“Sulfur dioxide is highly toxic and we have had sulfide smelting in Sudbury for 100 years,” he says.
The Ring of Fire is a $3.3-billion project, with the potential to position Canada among the world’s top chromite producers. There are, however, difficulties that stakeholders must first address.
“The Ring of Fire mineral belt is located in a remote area of Ontario’s Far North, which is only currently accessible via air,” writes Andrew Morrison, a spokesperson for the Ministry of Northern Development and Mines (MNDM), in an email. “As such, transmission, transportation corridors, broadband and other infrastructure considerations are under evaluation with a view not only to assisting project proponents in advancing their proposed developments, but also ensuring remote communities that may be affected by these proposed developments have access to the infrastructure they need to benefit most from the Ring of Fire initiative.”
First Nations communities in the vicinity are understandably concerned about the impacts of the project. Elijah Moonias, chief of Marten Falls First Nation, which sits about 290 miles northeast of Thunder Bay at the junction of the Ogoki and Albany Rivers, says he is still undecided about the project. He has little faith in the environmental assessments currently underway and is concerned the region’s landscapes could be irreparably altered by the project.
“At this point I am neither opposed nor in favour,” Moonias says. “I am concerned with the Canadian Environmental Assessment Agency, which has no track record at all in the tar sands extraction. The fresh water in that region will be a chemical soup in 40 years.
“With the arrogance of the federal Conservatives and their fast-tracking of this already-deadly exercise, it is unlikely there will be satisfaction.
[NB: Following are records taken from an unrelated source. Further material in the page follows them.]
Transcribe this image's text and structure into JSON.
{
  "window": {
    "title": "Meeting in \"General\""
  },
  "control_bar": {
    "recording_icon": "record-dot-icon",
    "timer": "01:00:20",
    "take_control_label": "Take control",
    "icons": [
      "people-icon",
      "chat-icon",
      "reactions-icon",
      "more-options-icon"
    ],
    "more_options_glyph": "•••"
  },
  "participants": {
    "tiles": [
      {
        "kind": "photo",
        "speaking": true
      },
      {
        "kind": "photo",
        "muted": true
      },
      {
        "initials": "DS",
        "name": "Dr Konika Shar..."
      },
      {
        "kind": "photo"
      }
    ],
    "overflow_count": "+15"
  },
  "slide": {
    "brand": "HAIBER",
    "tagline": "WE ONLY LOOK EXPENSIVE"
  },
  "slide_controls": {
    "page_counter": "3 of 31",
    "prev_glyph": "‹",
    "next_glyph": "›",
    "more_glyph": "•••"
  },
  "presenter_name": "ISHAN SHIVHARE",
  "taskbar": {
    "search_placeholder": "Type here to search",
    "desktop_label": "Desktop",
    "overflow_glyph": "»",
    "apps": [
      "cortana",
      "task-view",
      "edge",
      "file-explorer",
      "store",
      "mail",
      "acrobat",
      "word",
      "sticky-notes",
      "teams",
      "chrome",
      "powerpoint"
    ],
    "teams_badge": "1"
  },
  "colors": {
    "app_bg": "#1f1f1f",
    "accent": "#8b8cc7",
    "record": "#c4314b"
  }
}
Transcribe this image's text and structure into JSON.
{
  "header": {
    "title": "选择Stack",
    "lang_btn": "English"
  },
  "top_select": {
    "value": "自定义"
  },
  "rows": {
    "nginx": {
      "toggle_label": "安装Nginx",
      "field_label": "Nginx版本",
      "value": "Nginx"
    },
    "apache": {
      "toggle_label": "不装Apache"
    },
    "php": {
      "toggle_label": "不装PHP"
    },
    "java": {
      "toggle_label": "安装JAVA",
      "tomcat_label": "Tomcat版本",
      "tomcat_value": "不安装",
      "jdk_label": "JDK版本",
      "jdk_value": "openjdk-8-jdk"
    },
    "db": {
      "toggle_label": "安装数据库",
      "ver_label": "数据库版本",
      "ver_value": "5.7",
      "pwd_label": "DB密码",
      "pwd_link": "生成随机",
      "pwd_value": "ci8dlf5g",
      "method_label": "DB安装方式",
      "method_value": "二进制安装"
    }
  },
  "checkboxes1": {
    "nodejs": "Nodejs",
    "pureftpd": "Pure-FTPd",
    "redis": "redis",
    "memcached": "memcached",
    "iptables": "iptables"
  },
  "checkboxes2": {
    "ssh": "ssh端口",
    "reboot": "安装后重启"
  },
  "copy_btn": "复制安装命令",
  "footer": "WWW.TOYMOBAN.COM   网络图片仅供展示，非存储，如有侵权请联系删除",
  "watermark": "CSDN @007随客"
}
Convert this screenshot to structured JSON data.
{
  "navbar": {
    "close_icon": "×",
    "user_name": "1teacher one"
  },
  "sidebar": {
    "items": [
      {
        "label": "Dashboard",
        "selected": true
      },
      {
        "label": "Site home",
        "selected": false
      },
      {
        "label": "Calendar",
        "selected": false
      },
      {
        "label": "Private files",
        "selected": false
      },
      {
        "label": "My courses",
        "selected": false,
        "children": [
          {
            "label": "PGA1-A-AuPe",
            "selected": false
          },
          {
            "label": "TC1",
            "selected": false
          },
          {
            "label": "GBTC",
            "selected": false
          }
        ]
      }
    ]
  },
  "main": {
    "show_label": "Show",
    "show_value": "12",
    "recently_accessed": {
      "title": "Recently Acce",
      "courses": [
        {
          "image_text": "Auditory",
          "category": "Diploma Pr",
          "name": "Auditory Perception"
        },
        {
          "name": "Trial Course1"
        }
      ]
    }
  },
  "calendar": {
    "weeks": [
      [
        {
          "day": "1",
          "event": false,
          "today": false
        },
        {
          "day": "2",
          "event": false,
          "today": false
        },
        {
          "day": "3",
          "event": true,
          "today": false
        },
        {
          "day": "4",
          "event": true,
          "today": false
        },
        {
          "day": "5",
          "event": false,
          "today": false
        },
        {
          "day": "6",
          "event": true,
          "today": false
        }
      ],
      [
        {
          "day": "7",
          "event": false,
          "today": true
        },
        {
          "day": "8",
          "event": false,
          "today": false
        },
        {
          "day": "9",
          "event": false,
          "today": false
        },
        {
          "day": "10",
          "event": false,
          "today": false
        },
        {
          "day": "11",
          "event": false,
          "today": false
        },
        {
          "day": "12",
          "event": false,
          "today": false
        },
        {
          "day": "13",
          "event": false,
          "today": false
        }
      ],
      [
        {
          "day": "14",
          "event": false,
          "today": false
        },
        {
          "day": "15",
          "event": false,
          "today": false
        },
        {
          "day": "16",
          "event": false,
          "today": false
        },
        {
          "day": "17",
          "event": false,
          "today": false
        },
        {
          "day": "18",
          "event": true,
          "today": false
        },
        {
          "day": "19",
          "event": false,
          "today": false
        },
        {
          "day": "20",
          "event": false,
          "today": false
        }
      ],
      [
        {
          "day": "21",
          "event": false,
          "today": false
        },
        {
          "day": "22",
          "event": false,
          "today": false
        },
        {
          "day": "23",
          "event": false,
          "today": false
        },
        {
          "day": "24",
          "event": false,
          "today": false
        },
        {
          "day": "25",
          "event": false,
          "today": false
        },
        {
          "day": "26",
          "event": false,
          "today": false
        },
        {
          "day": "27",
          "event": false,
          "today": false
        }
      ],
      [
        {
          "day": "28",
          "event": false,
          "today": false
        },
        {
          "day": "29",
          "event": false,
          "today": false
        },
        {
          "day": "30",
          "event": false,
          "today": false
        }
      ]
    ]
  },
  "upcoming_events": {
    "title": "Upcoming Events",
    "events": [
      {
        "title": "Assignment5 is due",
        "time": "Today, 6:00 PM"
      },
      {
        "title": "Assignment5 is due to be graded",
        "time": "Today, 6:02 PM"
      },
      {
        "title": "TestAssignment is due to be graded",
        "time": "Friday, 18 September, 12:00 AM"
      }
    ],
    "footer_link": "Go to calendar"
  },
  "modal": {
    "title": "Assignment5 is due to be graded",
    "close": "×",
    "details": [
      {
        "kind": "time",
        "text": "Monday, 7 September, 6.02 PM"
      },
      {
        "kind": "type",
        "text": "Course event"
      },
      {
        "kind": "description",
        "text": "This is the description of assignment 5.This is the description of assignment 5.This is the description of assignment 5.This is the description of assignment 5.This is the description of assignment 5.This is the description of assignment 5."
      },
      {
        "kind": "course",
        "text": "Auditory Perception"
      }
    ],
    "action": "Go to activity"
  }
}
I want to be satisfied that this Ring of Fire will not be another tar sands.”
Moonias is gravely concerned about the presence of hexavalent chromium, which he says forms a “deadly acid” when mixed with water. David Peerla, a spokesperson for Neskatanga First Nation, on the shores of Attawapiskat Lake, echoes Moonias’ concerns.
“We all agree it is important to get the environmental assessment (EA) of this massive project in the heart of our homeland in the Attawapiskat watershed right,” Peerla says. “Without a proper EA, no one knows or can know what the impacts of the project are predicted to be. How can we make a decision on the project before we have had a proper EA?”
For the rest of this article, please go to the Sudbury Star website: http://www.thesudburystar.com/2012/08/13/power-needs-dictate-plant-location